- _EXERCISE INSTRUCTIONS_
Search the data for the string "Communicates", and report each line where it is found.

- _LISTED ENTRIES_
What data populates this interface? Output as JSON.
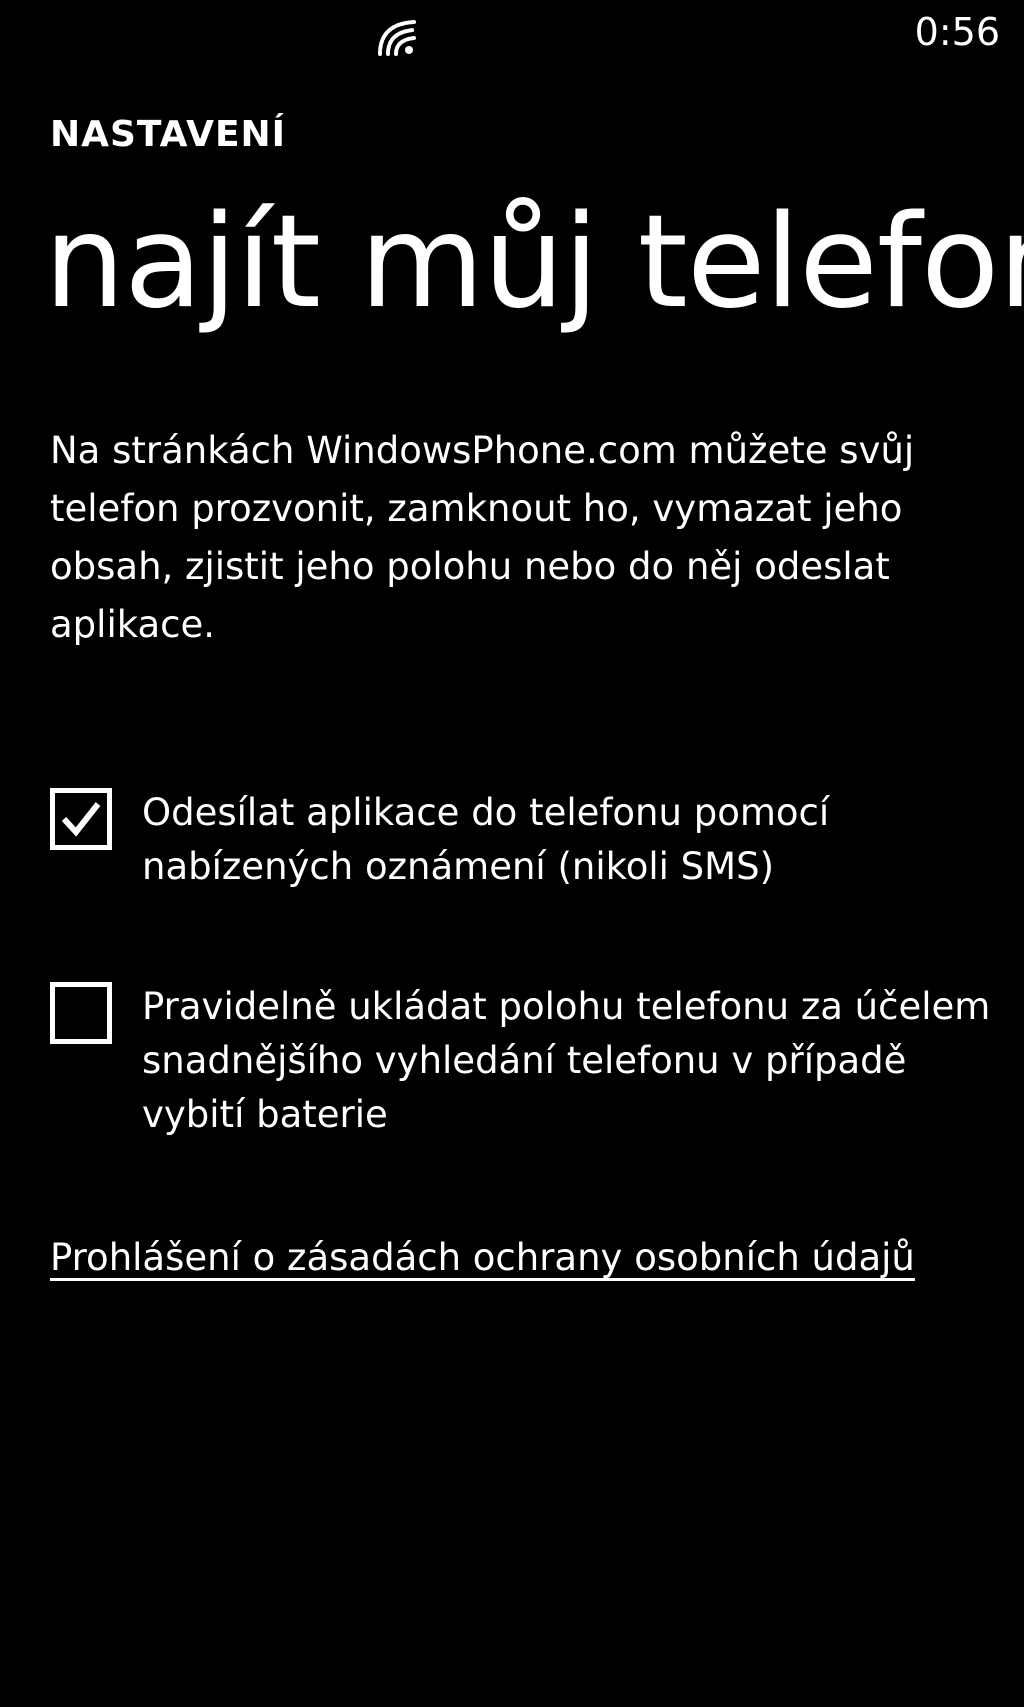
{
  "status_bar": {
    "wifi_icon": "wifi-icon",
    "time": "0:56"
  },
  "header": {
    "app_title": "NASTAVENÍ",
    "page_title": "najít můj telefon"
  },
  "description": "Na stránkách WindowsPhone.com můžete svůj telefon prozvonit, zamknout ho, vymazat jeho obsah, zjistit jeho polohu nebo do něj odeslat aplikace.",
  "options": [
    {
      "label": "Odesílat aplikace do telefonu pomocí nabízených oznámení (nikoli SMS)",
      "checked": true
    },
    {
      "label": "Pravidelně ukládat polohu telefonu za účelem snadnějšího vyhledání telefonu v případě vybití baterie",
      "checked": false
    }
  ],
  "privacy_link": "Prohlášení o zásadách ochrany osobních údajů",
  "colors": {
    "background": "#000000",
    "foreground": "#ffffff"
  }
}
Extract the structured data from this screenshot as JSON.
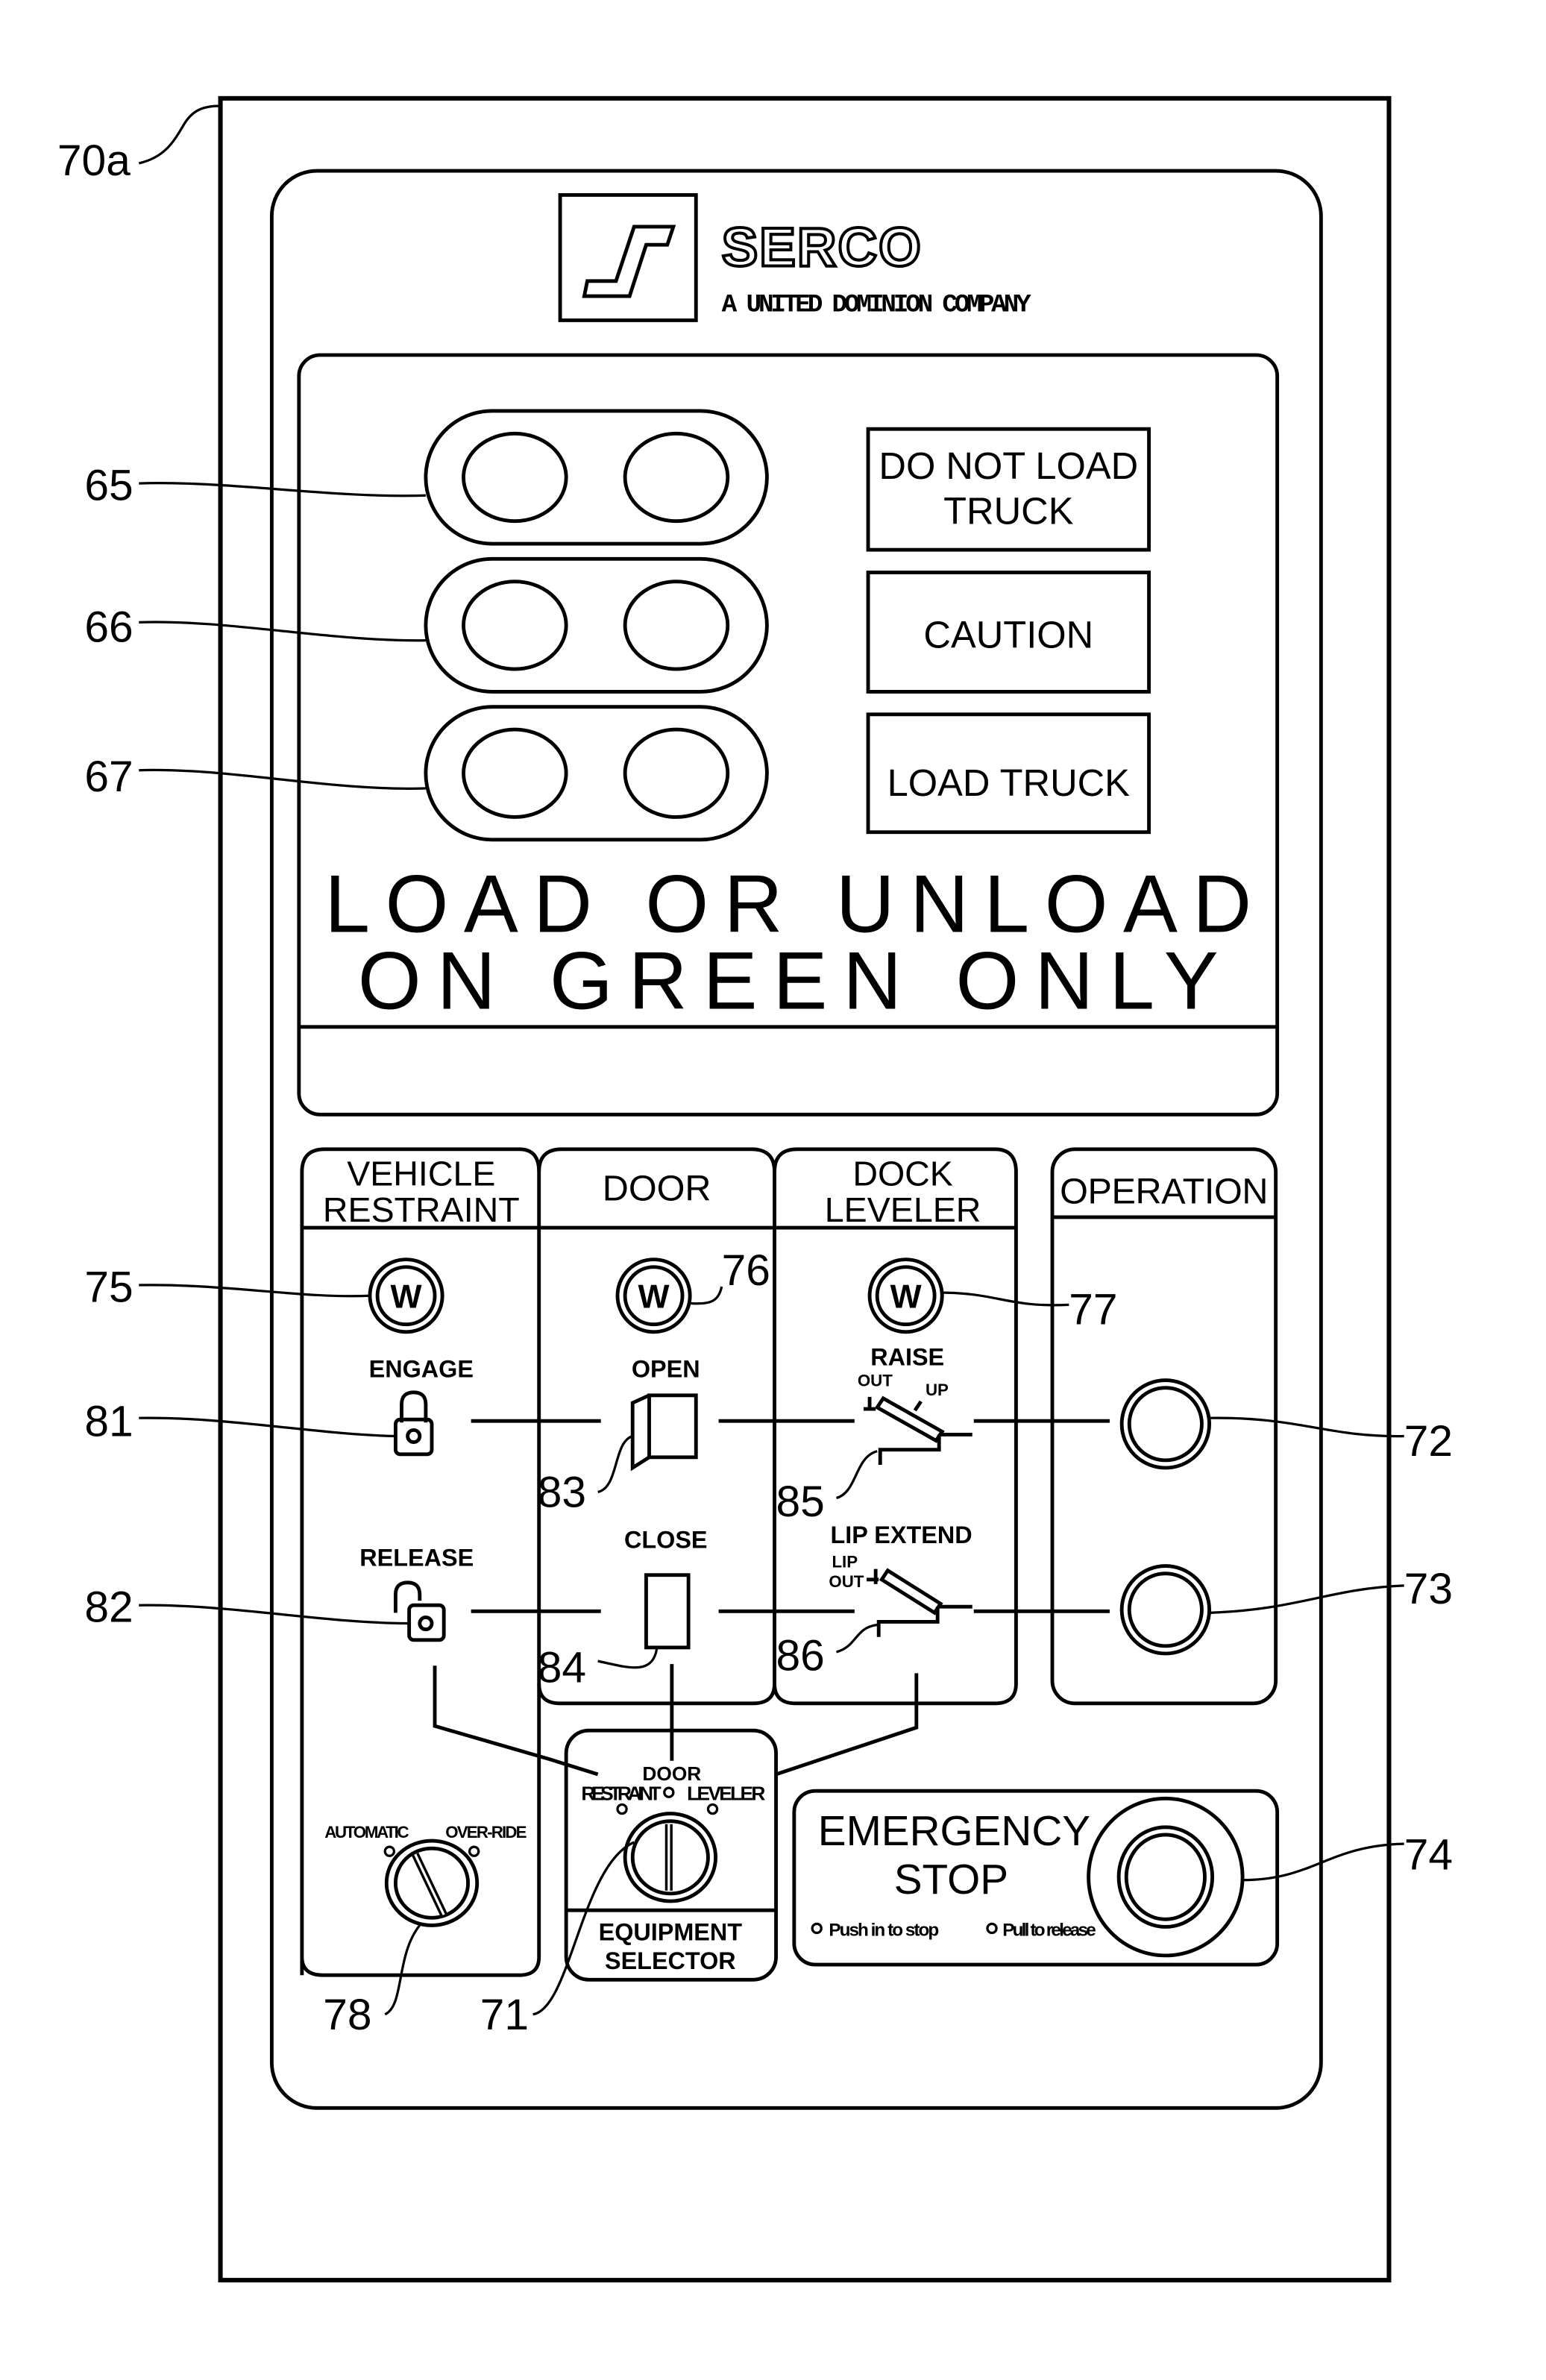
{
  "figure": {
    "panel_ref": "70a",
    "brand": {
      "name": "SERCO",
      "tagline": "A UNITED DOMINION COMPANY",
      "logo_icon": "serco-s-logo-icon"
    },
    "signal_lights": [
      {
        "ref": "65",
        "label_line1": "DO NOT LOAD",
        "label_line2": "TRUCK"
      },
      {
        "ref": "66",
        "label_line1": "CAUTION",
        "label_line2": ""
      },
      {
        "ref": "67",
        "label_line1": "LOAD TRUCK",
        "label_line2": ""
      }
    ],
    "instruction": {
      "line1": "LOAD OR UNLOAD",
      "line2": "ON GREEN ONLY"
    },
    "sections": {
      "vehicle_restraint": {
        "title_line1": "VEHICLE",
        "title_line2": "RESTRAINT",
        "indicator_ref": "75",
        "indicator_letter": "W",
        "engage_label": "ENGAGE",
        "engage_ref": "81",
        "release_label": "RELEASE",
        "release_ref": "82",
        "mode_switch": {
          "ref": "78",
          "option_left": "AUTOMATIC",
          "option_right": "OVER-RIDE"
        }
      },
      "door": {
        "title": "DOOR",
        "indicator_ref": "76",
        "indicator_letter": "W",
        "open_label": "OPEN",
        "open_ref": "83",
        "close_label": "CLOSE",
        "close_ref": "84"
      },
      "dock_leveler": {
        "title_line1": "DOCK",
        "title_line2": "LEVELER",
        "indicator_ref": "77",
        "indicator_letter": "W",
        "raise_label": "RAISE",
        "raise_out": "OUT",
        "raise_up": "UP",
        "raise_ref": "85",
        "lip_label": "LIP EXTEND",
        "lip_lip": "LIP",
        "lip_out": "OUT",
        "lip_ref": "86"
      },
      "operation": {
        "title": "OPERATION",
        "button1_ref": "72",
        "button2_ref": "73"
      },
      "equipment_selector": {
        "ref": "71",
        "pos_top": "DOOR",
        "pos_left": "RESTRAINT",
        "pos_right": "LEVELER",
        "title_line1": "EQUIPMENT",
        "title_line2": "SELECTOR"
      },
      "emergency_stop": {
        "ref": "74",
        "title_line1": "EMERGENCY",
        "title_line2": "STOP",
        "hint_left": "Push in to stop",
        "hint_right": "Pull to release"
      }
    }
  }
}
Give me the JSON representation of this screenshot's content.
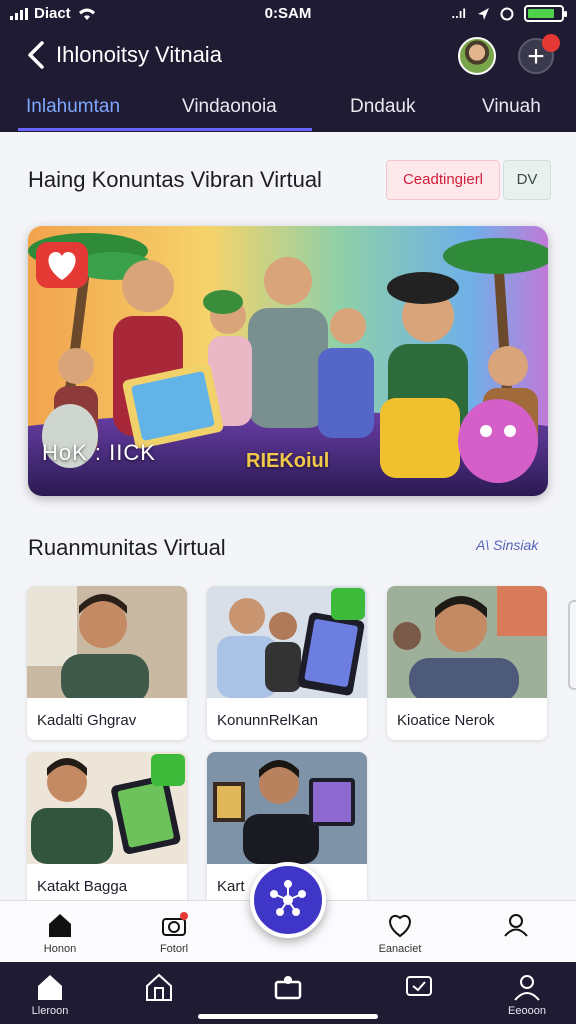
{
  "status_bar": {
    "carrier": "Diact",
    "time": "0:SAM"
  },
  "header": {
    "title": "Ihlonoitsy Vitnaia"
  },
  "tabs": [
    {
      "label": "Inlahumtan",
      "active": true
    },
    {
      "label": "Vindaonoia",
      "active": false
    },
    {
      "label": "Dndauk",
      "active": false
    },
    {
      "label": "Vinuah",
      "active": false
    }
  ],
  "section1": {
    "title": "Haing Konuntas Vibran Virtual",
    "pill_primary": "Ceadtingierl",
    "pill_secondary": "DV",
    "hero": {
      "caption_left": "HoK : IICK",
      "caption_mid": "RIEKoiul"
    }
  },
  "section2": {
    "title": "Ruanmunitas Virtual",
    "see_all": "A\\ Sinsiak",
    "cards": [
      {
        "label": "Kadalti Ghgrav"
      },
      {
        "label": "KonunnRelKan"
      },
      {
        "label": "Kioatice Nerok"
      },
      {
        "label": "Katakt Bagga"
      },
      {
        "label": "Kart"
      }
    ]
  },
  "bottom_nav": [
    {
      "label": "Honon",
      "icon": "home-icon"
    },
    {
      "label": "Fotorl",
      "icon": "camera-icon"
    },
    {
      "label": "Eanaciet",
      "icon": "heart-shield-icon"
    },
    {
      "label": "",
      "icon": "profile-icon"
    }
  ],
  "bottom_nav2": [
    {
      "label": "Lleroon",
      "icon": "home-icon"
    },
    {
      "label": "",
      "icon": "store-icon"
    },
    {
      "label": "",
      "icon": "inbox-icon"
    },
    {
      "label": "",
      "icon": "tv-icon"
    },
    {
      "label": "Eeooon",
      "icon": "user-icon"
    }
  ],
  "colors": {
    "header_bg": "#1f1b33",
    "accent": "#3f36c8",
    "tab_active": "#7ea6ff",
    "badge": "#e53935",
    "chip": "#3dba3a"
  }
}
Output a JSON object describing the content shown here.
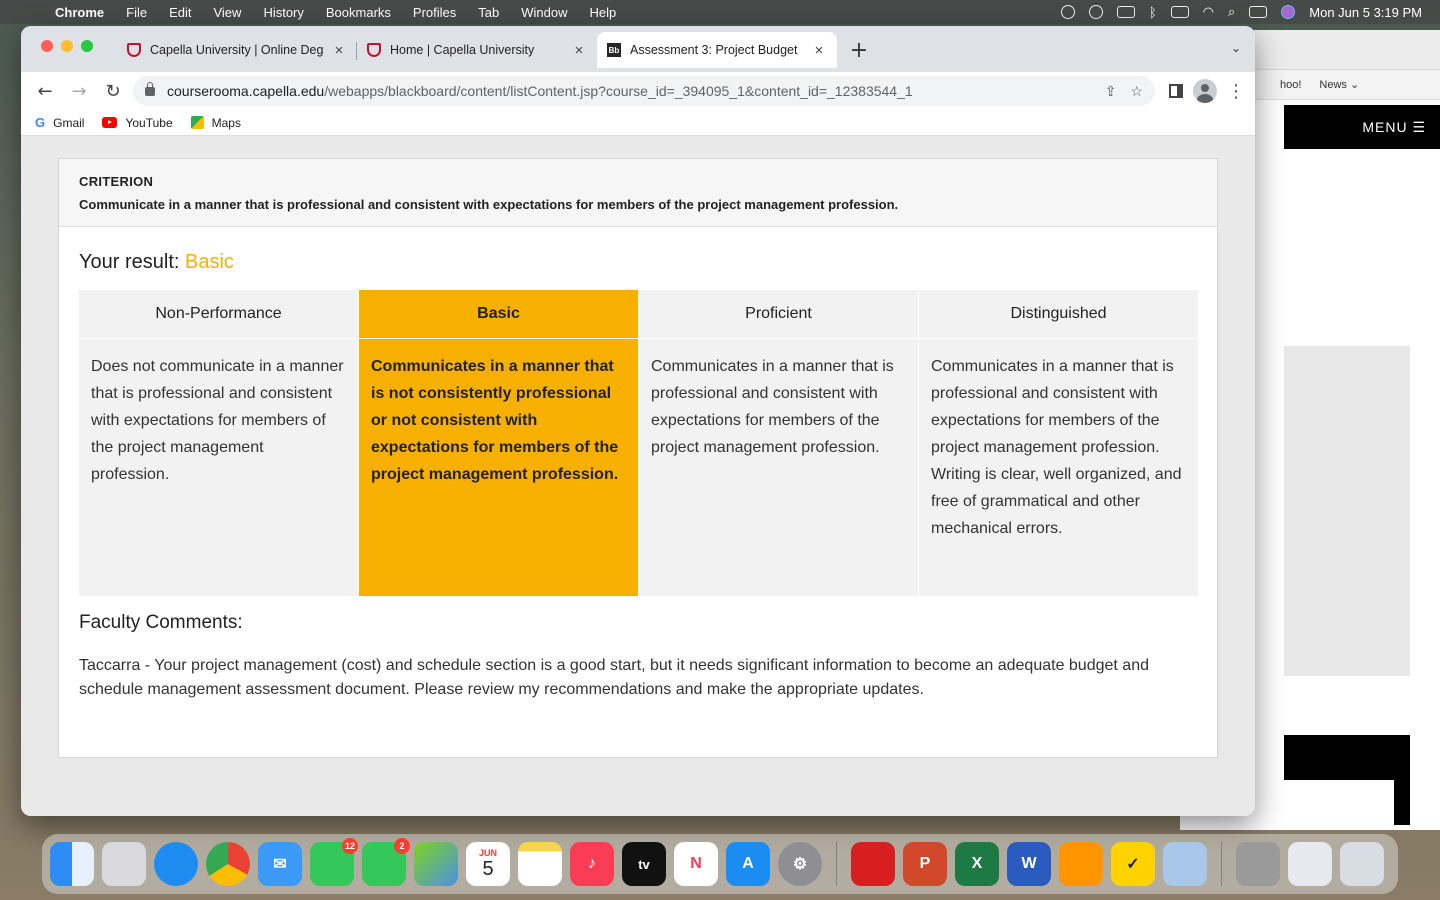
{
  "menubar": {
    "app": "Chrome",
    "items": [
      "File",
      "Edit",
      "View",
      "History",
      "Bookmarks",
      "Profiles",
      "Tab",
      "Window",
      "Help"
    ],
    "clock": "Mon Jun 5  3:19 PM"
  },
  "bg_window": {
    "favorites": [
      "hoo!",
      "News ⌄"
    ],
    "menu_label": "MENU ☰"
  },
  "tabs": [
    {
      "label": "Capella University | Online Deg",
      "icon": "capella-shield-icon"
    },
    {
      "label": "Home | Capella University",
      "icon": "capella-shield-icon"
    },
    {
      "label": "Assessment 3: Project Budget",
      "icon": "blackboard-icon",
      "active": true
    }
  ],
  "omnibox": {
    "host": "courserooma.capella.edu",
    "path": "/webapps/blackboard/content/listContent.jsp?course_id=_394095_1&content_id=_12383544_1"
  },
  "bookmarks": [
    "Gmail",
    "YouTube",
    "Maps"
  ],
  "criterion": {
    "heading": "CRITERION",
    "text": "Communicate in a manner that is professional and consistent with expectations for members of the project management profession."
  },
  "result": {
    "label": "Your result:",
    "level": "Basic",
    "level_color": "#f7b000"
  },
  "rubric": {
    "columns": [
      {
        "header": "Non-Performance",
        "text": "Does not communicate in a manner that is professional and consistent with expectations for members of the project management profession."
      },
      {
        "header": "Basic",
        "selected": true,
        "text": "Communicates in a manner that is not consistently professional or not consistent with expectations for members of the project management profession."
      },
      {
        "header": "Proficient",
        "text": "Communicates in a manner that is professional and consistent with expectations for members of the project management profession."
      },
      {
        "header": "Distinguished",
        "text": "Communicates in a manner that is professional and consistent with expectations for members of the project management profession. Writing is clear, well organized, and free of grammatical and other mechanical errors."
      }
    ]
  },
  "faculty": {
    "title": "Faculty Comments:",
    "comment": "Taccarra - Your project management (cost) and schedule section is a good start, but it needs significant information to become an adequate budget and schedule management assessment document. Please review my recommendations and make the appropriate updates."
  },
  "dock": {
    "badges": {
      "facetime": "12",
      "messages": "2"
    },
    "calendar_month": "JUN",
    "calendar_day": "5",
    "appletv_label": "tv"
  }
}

- _RESPONSE BOX_
        "text": "Communicates in a manner that is not consistently professional or not consistent with expectations for members of the project management profession."
        "text": "Communicates in a manner that is professional and consistent with expectations for members of the project management profession."
        "text": "Communicates in a manner that is professional and consistent with expectations for members of the project management profession. Writing is clear, well organized, and free of grammatical and other mechanical errors."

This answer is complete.